(Data extracted from a collection)
|---|
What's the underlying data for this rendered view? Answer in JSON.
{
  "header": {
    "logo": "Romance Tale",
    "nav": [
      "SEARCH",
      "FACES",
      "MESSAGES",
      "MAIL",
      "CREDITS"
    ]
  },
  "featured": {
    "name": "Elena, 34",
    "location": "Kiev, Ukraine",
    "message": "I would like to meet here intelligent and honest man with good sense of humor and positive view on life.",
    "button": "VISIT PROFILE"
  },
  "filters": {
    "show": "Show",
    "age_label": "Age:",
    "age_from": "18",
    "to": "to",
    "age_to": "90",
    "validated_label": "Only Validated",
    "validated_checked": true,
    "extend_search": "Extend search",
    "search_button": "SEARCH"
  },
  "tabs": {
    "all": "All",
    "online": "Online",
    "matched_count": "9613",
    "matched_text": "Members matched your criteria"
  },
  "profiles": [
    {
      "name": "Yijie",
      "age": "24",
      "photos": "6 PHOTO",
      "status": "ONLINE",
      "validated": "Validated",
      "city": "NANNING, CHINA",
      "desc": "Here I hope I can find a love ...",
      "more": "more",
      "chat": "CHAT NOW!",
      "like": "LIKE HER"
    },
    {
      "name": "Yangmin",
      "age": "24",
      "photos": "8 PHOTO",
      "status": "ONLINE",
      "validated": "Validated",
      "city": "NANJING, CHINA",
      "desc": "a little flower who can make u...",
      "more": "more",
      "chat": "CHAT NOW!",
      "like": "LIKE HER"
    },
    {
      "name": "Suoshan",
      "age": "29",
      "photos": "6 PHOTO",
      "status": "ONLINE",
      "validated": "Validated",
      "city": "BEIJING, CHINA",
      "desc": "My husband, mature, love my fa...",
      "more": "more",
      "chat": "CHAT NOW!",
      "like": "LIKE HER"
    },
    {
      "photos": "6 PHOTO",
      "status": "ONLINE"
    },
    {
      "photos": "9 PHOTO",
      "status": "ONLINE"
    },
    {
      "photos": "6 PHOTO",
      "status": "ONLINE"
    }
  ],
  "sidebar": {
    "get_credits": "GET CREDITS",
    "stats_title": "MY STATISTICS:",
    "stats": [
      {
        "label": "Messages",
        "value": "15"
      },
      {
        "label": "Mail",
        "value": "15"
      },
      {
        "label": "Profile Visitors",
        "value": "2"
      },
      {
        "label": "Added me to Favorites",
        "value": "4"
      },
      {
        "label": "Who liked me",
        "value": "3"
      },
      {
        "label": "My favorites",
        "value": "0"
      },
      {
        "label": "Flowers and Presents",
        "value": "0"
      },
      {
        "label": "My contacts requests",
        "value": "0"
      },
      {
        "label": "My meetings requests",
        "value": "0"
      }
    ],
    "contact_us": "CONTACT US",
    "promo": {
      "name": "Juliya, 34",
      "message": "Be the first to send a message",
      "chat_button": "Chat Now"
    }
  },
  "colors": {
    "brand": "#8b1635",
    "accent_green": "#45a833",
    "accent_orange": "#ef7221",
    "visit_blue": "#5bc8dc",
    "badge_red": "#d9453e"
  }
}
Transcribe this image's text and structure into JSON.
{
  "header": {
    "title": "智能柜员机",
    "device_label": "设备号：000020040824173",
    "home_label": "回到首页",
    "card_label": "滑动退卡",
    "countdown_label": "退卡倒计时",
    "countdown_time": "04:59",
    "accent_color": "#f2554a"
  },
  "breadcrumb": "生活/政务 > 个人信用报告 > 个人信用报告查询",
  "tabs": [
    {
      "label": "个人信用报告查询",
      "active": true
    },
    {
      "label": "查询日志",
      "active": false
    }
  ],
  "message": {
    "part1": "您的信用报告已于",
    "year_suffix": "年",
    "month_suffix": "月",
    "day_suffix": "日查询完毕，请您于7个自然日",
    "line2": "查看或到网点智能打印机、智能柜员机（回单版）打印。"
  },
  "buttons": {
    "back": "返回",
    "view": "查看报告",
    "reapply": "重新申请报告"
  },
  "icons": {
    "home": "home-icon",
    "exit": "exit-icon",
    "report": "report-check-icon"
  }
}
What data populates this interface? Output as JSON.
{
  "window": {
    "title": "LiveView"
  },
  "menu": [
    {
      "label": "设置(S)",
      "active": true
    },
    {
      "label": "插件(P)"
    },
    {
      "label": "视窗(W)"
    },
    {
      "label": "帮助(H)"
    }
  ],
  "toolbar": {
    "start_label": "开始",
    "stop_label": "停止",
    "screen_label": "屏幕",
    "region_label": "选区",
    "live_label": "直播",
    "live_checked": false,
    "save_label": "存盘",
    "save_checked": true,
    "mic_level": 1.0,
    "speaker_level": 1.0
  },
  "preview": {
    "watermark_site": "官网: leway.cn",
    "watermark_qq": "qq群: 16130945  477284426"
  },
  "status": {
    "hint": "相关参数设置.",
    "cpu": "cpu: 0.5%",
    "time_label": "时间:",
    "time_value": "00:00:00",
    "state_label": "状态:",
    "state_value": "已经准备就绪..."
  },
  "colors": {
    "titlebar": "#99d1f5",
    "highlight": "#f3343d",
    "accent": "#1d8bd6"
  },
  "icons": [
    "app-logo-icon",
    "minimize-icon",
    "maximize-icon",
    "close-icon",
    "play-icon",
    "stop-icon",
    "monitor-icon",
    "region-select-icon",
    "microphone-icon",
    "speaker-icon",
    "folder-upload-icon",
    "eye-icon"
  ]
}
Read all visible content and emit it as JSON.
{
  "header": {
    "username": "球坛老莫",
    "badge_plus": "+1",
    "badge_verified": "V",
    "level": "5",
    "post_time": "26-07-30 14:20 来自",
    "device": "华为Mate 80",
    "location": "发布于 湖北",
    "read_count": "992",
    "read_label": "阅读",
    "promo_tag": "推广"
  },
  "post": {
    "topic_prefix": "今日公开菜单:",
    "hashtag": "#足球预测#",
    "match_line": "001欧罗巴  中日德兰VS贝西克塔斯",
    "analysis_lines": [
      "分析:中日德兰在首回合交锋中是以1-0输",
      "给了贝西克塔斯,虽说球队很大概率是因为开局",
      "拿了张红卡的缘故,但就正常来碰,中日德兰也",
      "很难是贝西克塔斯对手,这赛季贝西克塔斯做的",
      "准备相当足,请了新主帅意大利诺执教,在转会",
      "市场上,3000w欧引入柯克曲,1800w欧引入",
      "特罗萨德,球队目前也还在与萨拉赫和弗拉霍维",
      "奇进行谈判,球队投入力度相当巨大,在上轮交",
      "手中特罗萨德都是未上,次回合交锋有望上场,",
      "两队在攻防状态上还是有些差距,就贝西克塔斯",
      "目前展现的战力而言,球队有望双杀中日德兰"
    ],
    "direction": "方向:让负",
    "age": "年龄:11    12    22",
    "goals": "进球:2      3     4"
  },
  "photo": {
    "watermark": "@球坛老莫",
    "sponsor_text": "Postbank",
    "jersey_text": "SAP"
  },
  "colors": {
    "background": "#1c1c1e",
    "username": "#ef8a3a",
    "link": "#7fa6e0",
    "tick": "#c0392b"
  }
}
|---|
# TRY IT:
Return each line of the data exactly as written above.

# ANSWER SECTION:
What's the underlying data for this rendered view? Answer in JSON.
{
  "header": {
    "logo": "Romance Tale",
    "nav": [
      "SEARCH",
      "FACES",
      "MESSAGES",
      "MAIL",
      "CREDITS"
    ]
  },
  "featured": {
    "name": "Elena, 34",
    "location": "Kiev, Ukraine",
    "message": "I would like to meet here intelligent and honest man with good sense of humor and positive view on life.",
    "button": "VISIT PROFILE"
  },
  "filters": {
    "show": "Show",
    "age_label": "Age:",
    "age_from": "18",
    "to": "to",
    "age_to": "90",
    "validated_label": "Only Validated",
    "validated_checked": true,
    "extend_search": "Extend search",
    "search_button": "SEARCH"
  },
  "tabs": {
    "all": "All",
    "online": "Online",
    "matched_count": "9613",
    "matched_text": "Members matched your criteria"
  },
  "profiles": [
    {
      "name": "Yijie",
      "age": "24",
      "photos": "6 PHOTO",
      "status": "ONLINE",
      "validated": "Validated",
      "city": "NANNING, CHINA",
      "desc": "Here I hope I can find a love ...",
      "more": "more",
      "chat": "CHAT NOW!",
      "like": "LIKE HER"
    },
    {
      "name": "Yangmin",
      "age": "24",
      "photos": "8 PHOTO",
      "status": "ONLINE",
      "validated": "Validated",
      "city": "NANJING, CHINA",
      "desc": "a little flower who can make u...",
      "more": "more",
      "chat": "CHAT NOW!",
      "like": "LIKE HER"
    },
    {
      "name": "Suoshan",
      "age": "29",
      "photos": "6 PHOTO",
      "status": "ONLINE",
      "validated": "Validated",
      "city": "BEIJING, CHINA",
      "desc": "My husband, mature, love my fa...",
      "more": "more",
      "chat": "CHAT NOW!",
      "like": "LIKE HER"
    },
    {
      "photos": "6 PHOTO",
      "status": "ONLINE"
    },
    {
      "photos": "9 PHOTO",
      "status": "ONLINE"
    },
    {
      "photos": "6 PHOTO",
      "status": "ONLINE"
    }
  ],
  "sidebar": {
    "get_credits": "GET CREDITS",
    "stats_title": "MY STATISTICS:",
    "stats": [
      {
        "label": "Messages",
        "value": "15"
      },
      {
        "label": "Mail",
        "value": "15"
      },
      {
        "label": "Profile Visitors",
        "value": "2"
      },
      {
        "label": "Added me to Favorites",
        "value": "4"
      },
      {
        "label": "Who liked me",
        "value": "3"
      },
      {
        "label": "My favorites",
        "value": "0"
      },
      {
        "label": "Flowers and Presents",
        "value": "0"
      },
      {
        "label": "My contacts requests",
        "value": "0"
      },
      {
        "label": "My meetings requests",
        "value": "0"
      }
    ],
    "contact_us": "CONTACT US",
    "promo": {
      "name": "Juliya, 34",
      "message": "Be the first to send a message",
      "chat_button": "Chat Now"
    }
  },
  "colors": {
    "brand": "#8b1635",
    "accent_green": "#45a833",
    "accent_orange": "#ef7221",
    "visit_blue": "#5bc8dc",
    "badge_red": "#d9453e"
  }
}
Transcribe this image's text and structure into JSON.
{
  "header": {
    "title": "智能柜员机",
    "device_label": "设备号：000020040824173",
    "home_label": "回到首页",
    "card_label": "滑动退卡",
    "countdown_label": "退卡倒计时",
    "countdown_time": "04:59",
    "accent_color": "#f2554a"
  },
  "breadcrumb": "生活/政务 > 个人信用报告 > 个人信用报告查询",
  "tabs": [
    {
      "label": "个人信用报告查询",
      "active": true
    },
    {
      "label": "查询日志",
      "active": false
    }
  ],
  "message": {
    "part1": "您的信用报告已于",
    "year_suffix": "年",
    "month_suffix": "月",
    "day_suffix": "日查询完毕，请您于7个自然日",
    "line2": "查看或到网点智能打印机、智能柜员机（回单版）打印。"
  },
  "buttons": {
    "back": "返回",
    "view": "查看报告",
    "reapply": "重新申请报告"
  },
  "icons": {
    "home": "home-icon",
    "exit": "exit-icon",
    "report": "report-check-icon"
  }
}
What data populates this interface? Output as JSON.
{
  "window": {
    "title": "LiveView"
  },
  "menu": [
    {
      "label": "设置(S)",
      "active": true
    },
    {
      "label": "插件(P)"
    },
    {
      "label": "视窗(W)"
    },
    {
      "label": "帮助(H)"
    }
  ],
  "toolbar": {
    "start_label": "开始",
    "stop_label": "停止",
    "screen_label": "屏幕",
    "region_label": "选区",
    "live_label": "直播",
    "live_checked": false,
    "save_label": "存盘",
    "save_checked": true,
    "mic_level": 1.0,
    "speaker_level": 1.0
  },
  "preview": {
    "watermark_site": "官网: leway.cn",
    "watermark_qq": "qq群: 16130945  477284426"
  },
  "status": {
    "hint": "相关参数设置.",
    "cpu": "cpu: 0.5%",
    "time_label": "时间:",
    "time_value": "00:00:00",
    "state_label": "状态:",
    "state_value": "已经准备就绪..."
  },
  "colors": {
    "titlebar": "#99d1f5",
    "highlight": "#f3343d",
    "accent": "#1d8bd6"
  },
  "icons": [
    "app-logo-icon",
    "minimize-icon",
    "maximize-icon",
    "close-icon",
    "play-icon",
    "stop-icon",
    "monitor-icon",
    "region-select-icon",
    "microphone-icon",
    "speaker-icon",
    "folder-upload-icon",
    "eye-icon"
  ]
}
Read all visible content and emit it as JSON.
{
  "header": {
    "username": "球坛老莫",
    "badge_plus": "+1",
    "badge_verified": "V",
    "level": "5",
    "post_time": "26-07-30 14:20 来自",
    "device": "华为Mate 80",
    "location": "发布于 湖北",
    "read_count": "992",
    "read_label": "阅读",
    "promo_tag": "推广"
  },
  "post": {
    "topic_prefix": "今日公开菜单:",
    "hashtag": "#足球预测#",
    "match_line": "001欧罗巴  中日德兰VS贝西克塔斯",
    "analysis_lines": [
      "分析:中日德兰在首回合交锋中是以1-0输",
      "给了贝西克塔斯,虽说球队很大概率是因为开局",
      "拿了张红卡的缘故,但就正常来碰,中日德兰也",
      "很难是贝西克塔斯对手,这赛季贝西克塔斯做的",
      "准备相当足,请了新主帅意大利诺执教,在转会",
      "市场上,3000w欧引入柯克曲,1800w欧引入",
      "特罗萨德,球队目前也还在与萨拉赫和弗拉霍维",
      "奇进行谈判,球队投入力度相当巨大,在上轮交",
      "手中特罗萨德都是未上,次回合交锋有望上场,",
      "两队在攻防状态上还是有些差距,就贝西克塔斯",
      "目前展现的战力而言,球队有望双杀中日德兰"
    ],
    "direction": "方向:让负",
    "age": "年龄:11    12    22",
    "goals": "进球:2      3     4"
  },
  "photo": {
    "watermark": "@球坛老莫",
    "sponsor_text": "Postbank",
    "jersey_text": "SAP"
  },
  "colors": {
    "background": "#1c1c1e",
    "username": "#ef8a3a",
    "link": "#7fa6e0",
    "tick": "#c0392b"
  }
}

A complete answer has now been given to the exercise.